## [Assignment]
Copy each line from the entries that the word "marbou" appears in.
[[ Data to examine open ]]
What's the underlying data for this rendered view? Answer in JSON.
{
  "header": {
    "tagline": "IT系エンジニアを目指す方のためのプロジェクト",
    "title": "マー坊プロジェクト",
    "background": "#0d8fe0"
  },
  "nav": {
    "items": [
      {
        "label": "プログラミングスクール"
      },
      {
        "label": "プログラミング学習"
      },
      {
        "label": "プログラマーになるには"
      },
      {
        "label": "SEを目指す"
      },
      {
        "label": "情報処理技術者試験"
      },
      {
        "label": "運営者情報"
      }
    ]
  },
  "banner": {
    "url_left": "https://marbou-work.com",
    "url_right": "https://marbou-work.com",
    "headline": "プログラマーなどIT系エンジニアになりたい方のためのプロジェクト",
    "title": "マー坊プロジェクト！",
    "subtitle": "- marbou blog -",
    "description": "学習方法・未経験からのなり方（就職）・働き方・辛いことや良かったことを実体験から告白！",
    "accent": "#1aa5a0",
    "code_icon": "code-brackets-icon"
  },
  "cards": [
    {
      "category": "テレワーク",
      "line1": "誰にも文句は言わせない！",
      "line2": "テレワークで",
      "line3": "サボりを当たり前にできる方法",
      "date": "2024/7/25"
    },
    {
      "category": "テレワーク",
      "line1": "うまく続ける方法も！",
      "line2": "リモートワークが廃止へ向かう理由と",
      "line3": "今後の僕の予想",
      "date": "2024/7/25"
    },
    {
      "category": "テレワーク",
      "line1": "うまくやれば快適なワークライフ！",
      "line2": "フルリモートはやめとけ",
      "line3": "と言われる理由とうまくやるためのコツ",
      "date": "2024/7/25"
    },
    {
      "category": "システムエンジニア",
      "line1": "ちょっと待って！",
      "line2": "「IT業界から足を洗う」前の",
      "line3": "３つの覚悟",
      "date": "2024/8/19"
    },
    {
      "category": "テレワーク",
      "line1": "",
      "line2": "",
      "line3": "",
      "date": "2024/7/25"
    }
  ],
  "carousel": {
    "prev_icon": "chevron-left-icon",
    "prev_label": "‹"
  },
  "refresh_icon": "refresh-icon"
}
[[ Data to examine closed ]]
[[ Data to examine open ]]
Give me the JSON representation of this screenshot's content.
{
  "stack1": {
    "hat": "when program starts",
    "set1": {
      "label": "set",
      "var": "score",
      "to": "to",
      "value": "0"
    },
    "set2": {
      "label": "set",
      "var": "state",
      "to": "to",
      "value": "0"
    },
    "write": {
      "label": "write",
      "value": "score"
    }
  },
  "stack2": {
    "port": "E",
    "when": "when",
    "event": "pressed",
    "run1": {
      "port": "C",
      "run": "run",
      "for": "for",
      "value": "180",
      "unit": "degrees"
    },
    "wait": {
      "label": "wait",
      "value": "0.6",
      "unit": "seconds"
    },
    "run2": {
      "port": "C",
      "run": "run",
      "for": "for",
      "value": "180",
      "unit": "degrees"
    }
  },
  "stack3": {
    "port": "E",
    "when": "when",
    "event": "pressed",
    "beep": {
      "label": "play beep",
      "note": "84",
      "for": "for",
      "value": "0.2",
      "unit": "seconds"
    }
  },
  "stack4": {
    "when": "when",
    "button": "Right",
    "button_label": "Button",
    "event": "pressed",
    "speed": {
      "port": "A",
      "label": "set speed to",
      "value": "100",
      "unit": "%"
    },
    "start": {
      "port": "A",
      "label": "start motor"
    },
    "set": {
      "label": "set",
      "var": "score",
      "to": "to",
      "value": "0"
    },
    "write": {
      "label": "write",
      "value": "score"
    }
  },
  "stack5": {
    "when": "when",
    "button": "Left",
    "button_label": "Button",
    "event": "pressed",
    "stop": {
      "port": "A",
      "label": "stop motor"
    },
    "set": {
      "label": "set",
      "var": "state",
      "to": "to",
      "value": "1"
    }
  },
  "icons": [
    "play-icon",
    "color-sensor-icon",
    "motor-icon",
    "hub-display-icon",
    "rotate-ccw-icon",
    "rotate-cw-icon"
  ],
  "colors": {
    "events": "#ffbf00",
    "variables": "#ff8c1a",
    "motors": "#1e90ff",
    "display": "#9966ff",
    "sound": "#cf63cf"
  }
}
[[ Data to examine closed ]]
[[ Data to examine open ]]
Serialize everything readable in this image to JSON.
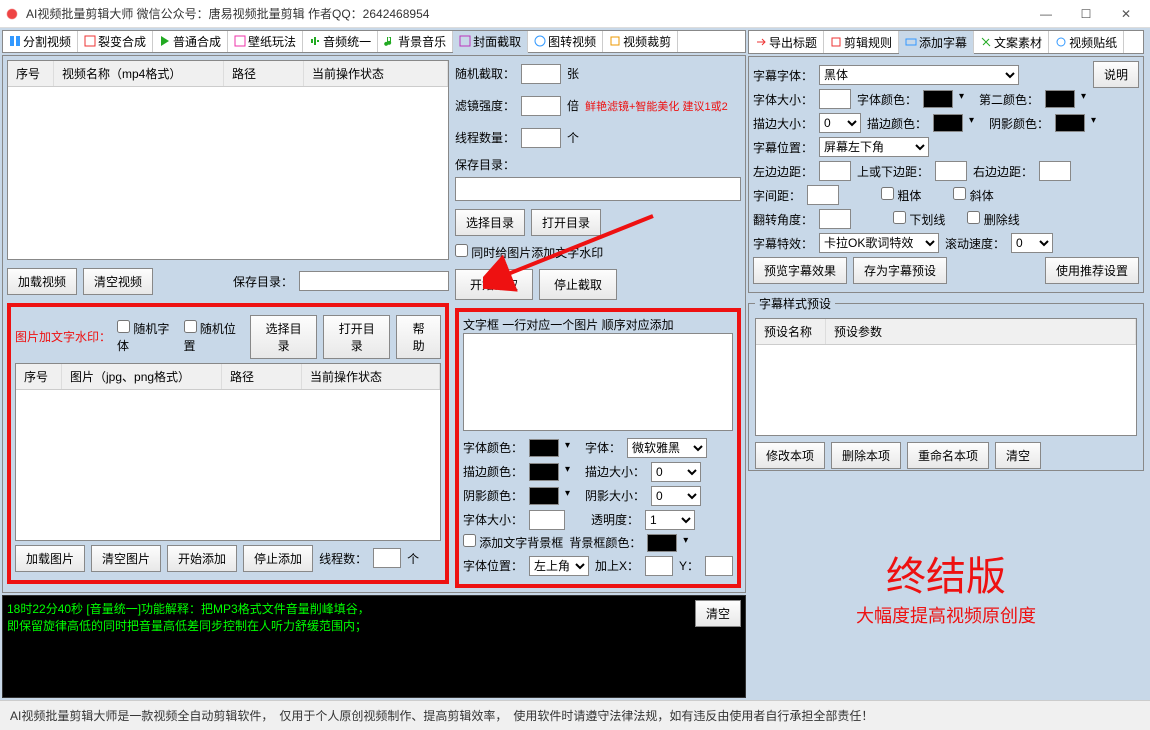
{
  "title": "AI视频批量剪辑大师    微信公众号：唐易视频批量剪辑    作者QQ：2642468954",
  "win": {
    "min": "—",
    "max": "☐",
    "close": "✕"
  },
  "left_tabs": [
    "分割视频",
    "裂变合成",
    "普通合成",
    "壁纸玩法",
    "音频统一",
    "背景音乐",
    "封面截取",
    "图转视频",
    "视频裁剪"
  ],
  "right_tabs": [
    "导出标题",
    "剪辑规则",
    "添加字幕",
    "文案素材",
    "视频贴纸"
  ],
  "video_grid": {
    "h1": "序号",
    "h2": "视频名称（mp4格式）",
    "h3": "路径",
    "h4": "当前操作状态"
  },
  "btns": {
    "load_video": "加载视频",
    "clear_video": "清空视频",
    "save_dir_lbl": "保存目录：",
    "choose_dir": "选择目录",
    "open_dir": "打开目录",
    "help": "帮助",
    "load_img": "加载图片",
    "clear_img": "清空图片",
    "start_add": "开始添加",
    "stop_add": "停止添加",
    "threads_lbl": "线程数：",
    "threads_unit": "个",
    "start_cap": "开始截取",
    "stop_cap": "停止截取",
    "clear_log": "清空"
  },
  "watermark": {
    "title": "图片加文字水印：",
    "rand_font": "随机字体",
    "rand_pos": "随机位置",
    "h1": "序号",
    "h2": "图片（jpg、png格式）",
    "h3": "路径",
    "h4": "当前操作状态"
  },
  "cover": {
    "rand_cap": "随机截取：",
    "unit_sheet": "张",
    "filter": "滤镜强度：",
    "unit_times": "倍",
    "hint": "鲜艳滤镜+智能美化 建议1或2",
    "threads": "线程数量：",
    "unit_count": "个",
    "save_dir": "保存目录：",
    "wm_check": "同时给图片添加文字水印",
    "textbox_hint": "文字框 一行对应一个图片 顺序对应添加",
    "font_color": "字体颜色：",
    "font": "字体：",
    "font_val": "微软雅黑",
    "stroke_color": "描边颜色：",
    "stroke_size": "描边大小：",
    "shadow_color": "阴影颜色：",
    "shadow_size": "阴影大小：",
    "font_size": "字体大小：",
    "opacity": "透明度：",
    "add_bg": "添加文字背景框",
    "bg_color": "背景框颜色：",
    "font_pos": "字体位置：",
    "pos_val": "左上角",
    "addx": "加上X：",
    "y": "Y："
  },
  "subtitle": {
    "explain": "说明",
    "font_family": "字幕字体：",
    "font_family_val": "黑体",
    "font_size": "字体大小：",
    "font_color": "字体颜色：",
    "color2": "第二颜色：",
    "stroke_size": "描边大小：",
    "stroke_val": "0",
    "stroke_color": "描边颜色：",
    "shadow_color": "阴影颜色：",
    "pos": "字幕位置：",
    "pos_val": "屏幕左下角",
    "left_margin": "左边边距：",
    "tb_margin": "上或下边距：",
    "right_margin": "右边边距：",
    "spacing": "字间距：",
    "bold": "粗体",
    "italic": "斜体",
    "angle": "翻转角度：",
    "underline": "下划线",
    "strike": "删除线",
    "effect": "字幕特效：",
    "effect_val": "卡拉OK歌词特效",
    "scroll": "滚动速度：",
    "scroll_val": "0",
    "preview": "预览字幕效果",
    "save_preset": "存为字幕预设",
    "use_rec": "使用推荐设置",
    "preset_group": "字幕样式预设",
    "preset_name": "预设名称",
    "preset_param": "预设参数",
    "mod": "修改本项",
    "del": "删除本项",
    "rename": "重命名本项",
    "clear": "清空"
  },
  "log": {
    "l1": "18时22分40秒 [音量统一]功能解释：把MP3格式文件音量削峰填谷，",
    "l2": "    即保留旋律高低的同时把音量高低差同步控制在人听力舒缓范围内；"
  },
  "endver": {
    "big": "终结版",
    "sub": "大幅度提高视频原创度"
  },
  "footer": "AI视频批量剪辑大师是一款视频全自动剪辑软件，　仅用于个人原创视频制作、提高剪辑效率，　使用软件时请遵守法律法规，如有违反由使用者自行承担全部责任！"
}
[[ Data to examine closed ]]
## [Reply to the exercise]
    "url_left": "https://marbou-work.com",
    "url_right": "https://marbou-work.com",
    "subtitle": "- marbou blog -",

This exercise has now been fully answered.